Staff, recent graduates and current students from the Reid School of Music are this week returning to Deeper Life Primary School in The Gambia to work with 120 children and their teachers on a new performance project.
The project is based around a new score for Dee Isaac’s Musical Hats, which has previously toured Scotland with the Scottish Ensemble (the UK’s only professional string orchestra).
The revised Musical Hats combines traditional western classical instruments with African traditional instruments, such as the kora, balafon and djembe.
This is the third time Dee and the group have visited Serrekunda, a market town in The Gambia, to work with Deeper Life on projects aimed at improving children’s literacy through music.
Music in the Community
Dee Isaacs is Programme Director of the BMus (Hons) programme at Edinburgh College of Art (ECA) and leads our award-winning work on Music in the Community.
She has studied African percussion and vocal styles in Mali, The Gambia, Uganda and Senegal, and first travelled to Serrekunda to work with Deeper Life in December 2013, supported by The Carnegie Trust.
The African collaborations take a similar format to the work the Music and Community team do in Scotland, often in partnership with Royal Botanic Gardens Edinburgh, wherein workshops in primary schools culminate in outdoor performances, such as Watching (2015) and Conference of the Birds (2013).
Forthcoming projects in Scotland include Postcards from Our World, a collaboration with Leith Walk Primary School, Edinburgh, due to be staged in 2016.
The student experience
One of the team returning to The Gambia is recent BMus (Hons) graduate, Amanda MacLeod.
Amanda, a mezzo soprano, is former President of Edinburgh University Music Society (EUMS).
Two months before graduating from ECA in June 2015, she visited Deeper Life to take part in workshops with around 150 of the children, leading to an outdoor performance of Dee's adaptation of Helen Ward’s book, The Tin Forest.
She said of the visit:
"The most treasured experience that I have taken from my trip to The Gambia has been the exchange of cultures, and the welcoming attitude that we experienced from the very first steps we took in the country.
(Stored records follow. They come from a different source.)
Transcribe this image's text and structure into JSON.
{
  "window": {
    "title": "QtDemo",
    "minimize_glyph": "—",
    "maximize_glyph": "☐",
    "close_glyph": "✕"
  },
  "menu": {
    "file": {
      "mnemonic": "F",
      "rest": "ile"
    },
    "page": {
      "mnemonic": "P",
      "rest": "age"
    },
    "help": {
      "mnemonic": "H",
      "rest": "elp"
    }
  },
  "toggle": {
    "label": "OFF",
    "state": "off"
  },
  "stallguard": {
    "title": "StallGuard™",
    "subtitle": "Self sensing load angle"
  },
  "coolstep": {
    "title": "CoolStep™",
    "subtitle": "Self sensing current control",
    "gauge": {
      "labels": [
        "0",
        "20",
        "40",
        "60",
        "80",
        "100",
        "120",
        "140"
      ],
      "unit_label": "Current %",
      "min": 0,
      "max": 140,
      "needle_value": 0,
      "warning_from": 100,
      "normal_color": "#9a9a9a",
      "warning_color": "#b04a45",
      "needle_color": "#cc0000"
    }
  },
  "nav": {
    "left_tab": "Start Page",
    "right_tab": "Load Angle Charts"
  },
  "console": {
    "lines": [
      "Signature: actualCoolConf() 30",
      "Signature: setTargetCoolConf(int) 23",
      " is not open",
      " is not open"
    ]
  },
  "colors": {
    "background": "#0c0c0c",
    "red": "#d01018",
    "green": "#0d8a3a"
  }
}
It was an incredible way to end my four years as a student at Edinburgh”.
Other students and alumni involved in the project are Tim Matson (2015 BMus graduate) and Kirsty Renton (current PhD candidate).